EXERCISE. Using the entries below, show all lines with the string "this".

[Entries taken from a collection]
- Opening Delimiter -

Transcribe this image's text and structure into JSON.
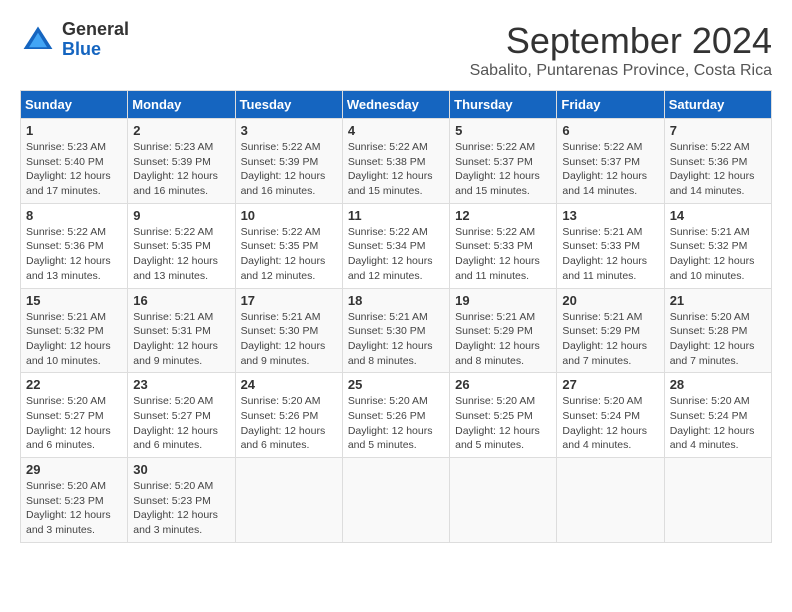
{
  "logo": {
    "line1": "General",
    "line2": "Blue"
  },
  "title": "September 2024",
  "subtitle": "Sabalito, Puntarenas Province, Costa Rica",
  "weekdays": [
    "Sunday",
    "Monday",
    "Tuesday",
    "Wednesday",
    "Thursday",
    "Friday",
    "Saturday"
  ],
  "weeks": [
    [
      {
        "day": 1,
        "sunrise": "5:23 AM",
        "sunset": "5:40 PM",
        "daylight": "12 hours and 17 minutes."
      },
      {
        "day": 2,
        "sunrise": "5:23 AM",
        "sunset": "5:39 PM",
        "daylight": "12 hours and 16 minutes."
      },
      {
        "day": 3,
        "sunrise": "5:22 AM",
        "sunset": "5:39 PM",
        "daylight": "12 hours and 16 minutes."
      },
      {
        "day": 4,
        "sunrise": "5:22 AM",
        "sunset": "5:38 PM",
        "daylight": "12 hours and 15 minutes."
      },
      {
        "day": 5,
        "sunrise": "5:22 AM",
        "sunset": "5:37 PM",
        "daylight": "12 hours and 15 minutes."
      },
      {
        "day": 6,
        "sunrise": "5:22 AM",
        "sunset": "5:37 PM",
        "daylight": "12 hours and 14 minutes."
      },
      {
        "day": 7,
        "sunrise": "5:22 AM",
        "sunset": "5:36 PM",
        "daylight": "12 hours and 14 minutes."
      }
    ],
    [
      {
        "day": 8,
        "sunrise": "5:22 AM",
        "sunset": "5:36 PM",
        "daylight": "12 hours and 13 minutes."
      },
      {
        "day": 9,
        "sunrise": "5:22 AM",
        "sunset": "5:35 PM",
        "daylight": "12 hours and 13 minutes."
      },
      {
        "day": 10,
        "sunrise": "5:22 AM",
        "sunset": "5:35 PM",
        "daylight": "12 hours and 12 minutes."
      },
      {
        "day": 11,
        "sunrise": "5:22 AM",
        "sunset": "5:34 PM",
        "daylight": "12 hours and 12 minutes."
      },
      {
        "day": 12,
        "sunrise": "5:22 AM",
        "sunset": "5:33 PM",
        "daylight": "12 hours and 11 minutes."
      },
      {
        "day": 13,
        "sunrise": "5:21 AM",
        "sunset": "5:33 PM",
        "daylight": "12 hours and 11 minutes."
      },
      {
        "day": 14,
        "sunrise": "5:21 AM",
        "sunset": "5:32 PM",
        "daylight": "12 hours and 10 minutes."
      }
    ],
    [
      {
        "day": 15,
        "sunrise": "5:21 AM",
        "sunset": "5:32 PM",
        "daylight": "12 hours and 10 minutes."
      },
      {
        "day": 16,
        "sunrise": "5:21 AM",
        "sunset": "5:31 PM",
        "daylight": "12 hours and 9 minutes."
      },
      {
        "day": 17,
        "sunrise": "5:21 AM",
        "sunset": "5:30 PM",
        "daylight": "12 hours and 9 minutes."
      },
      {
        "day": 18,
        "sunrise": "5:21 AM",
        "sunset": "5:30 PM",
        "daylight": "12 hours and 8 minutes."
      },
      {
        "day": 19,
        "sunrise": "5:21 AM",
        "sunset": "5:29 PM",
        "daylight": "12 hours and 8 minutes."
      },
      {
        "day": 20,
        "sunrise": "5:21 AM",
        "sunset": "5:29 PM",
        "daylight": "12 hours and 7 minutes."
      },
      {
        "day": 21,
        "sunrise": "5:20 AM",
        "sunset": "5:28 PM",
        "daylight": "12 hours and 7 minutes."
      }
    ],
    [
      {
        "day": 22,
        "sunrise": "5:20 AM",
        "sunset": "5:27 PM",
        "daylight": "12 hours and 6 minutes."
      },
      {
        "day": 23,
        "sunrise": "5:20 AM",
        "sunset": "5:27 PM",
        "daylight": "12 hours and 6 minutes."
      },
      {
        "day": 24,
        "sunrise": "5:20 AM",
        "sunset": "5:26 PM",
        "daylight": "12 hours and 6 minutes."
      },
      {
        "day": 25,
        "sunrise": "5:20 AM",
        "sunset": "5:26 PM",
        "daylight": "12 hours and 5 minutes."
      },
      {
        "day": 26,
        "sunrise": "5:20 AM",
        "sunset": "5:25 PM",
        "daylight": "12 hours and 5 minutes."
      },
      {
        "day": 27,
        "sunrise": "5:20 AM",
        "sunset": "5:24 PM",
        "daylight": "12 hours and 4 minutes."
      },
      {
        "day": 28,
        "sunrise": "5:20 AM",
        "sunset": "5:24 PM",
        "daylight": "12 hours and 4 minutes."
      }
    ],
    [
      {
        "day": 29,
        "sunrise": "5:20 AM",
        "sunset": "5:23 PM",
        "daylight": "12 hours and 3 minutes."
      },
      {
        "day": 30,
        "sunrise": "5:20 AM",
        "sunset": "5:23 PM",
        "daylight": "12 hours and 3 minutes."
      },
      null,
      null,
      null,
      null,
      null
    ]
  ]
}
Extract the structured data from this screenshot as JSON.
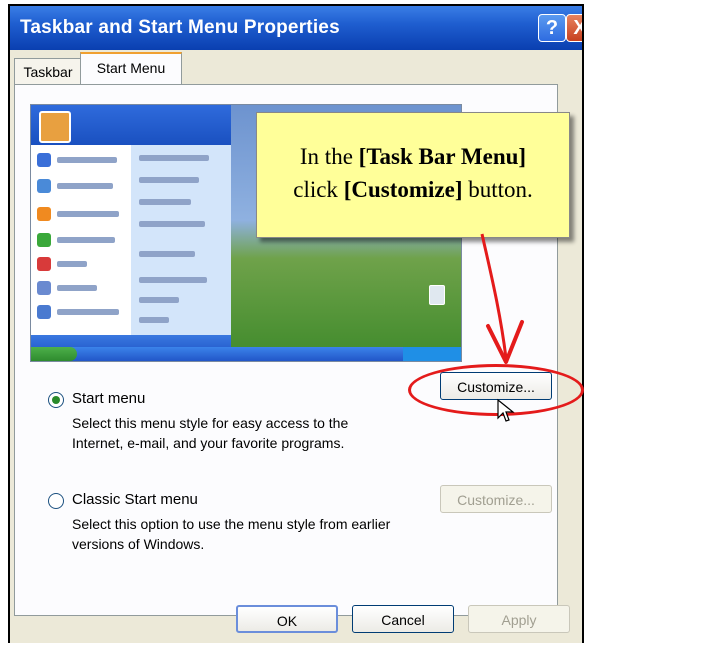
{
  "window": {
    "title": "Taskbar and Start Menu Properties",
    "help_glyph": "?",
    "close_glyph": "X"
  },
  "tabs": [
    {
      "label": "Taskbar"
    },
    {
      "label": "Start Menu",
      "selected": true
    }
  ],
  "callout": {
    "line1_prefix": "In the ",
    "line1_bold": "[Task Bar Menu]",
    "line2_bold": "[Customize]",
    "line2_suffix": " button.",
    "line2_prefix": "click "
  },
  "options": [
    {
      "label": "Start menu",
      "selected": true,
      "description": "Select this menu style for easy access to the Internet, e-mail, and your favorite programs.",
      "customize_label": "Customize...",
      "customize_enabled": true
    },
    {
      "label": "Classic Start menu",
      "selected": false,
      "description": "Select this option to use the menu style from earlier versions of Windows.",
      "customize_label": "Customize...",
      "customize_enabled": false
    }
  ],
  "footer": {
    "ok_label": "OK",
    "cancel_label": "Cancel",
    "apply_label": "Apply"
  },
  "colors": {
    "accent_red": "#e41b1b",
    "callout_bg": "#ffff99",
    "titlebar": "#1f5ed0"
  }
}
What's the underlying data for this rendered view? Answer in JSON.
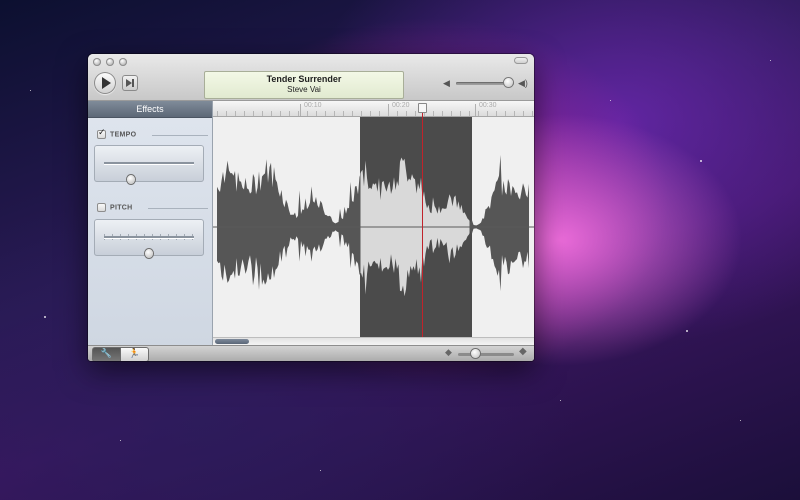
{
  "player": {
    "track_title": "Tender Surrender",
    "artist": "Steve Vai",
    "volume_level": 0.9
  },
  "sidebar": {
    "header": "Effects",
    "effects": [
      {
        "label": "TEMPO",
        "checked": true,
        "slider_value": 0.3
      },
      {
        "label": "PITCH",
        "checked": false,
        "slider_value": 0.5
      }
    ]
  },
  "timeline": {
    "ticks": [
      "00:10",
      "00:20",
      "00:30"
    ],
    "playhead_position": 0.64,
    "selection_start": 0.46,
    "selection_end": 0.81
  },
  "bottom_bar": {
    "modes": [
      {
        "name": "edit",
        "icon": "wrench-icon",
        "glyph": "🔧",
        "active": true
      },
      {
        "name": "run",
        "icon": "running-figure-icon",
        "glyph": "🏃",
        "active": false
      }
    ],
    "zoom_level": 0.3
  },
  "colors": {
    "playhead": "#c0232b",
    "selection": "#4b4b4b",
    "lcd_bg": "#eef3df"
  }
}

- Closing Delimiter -
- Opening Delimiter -

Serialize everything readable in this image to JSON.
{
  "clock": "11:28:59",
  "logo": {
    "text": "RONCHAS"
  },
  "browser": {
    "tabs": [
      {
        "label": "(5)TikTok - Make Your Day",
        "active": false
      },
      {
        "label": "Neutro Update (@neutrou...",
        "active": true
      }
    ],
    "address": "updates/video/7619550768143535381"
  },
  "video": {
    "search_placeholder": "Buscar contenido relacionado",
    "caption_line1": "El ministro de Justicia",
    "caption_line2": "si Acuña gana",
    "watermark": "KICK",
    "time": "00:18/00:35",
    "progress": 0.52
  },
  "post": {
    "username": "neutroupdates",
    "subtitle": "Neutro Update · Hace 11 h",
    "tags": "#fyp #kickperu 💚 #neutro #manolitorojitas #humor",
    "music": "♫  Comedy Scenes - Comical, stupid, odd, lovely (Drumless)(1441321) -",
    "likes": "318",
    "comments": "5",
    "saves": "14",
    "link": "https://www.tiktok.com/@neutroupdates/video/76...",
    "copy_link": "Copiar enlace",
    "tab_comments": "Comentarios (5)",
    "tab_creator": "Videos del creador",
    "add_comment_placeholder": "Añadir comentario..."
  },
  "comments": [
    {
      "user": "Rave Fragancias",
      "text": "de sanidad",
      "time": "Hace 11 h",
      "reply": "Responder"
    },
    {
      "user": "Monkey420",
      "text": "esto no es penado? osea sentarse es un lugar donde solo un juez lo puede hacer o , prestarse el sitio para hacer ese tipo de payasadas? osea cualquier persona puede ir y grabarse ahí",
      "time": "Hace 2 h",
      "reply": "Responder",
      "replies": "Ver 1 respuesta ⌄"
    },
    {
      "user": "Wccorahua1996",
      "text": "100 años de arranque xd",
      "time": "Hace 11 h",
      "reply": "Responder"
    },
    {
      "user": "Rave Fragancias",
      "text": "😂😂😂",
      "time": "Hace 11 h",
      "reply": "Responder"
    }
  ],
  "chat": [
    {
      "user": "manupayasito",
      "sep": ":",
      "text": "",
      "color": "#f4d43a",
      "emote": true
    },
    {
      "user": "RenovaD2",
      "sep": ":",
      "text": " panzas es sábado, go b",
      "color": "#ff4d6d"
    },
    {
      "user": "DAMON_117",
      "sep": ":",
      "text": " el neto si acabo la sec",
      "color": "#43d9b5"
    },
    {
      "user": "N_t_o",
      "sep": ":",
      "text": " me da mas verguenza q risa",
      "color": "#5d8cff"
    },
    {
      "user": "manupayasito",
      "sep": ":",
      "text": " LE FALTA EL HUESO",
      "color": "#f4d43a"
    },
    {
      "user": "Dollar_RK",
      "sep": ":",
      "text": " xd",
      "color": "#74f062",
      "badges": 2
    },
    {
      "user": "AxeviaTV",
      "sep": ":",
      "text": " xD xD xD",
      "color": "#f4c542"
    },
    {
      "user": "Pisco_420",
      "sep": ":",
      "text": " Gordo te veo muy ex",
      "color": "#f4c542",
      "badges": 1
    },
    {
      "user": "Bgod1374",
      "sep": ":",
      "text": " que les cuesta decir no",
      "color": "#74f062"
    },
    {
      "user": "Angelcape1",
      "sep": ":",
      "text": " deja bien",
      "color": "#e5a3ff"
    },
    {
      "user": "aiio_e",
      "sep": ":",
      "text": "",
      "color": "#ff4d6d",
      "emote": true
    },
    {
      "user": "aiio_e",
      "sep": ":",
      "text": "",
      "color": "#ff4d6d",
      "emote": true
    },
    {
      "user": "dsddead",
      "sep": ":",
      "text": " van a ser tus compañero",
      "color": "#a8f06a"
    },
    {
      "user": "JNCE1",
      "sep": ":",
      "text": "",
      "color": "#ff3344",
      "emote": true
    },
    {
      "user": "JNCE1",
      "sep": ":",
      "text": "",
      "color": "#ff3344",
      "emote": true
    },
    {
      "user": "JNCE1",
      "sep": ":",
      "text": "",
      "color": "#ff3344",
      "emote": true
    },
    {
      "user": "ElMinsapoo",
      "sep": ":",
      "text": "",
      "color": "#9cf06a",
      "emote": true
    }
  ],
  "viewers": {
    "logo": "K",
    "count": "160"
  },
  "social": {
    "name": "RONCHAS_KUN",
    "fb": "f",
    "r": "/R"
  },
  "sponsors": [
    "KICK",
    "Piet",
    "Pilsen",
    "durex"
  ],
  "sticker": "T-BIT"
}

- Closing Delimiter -
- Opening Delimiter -

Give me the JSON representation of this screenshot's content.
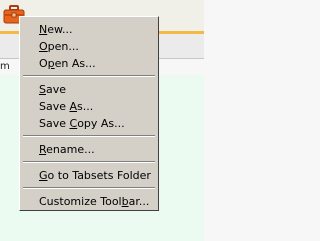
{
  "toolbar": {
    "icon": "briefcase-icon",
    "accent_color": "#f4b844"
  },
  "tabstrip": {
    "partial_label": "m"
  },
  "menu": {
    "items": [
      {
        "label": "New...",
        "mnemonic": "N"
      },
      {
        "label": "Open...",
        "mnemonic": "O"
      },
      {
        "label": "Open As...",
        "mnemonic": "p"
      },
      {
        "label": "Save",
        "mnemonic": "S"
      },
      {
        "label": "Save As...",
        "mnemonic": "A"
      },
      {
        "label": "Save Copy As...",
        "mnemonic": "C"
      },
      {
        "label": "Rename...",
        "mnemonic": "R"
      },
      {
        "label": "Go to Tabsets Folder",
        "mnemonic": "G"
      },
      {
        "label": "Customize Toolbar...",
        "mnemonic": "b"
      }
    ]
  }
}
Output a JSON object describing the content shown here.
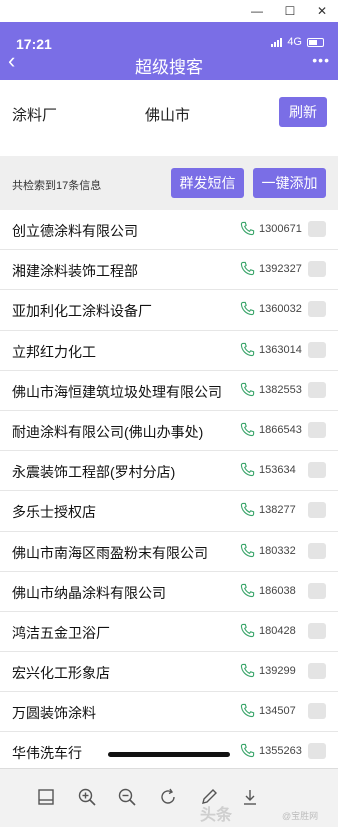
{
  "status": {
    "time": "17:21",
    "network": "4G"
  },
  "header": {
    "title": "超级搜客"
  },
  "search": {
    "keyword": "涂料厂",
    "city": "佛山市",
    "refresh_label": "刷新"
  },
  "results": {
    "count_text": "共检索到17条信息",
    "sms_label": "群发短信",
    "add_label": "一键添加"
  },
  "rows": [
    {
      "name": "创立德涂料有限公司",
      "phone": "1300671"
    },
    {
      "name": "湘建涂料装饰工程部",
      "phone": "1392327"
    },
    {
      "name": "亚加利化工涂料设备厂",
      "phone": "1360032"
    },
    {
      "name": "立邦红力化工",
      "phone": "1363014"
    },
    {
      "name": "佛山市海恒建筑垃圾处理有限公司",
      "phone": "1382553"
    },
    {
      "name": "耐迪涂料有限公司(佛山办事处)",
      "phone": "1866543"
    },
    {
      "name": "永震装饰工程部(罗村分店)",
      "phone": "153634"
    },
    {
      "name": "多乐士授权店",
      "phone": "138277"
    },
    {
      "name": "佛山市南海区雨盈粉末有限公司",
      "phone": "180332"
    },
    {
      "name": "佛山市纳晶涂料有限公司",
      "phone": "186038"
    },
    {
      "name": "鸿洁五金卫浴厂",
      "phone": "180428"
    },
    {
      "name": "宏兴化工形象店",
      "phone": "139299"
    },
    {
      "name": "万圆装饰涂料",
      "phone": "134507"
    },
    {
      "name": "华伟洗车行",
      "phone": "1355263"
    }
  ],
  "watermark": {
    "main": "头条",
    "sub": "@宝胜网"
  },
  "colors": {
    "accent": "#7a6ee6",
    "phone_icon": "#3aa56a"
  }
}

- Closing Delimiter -

WRITTEN SOLUTION.
Transcribe this image's text and structure into JSON.
Extract the structured data from this screenshot as JSON.
      "description": "Select this menu style for easy access to the Internet, e-mail, and your favorite programs.",
      "description": "Select this option to use the menu style from earlier versions of Windows.",
What's the underlying data for this rendered view? Answer in JSON.
Serialize everything readable in this image to JSON.
Give me the JSON representation of this screenshot's content.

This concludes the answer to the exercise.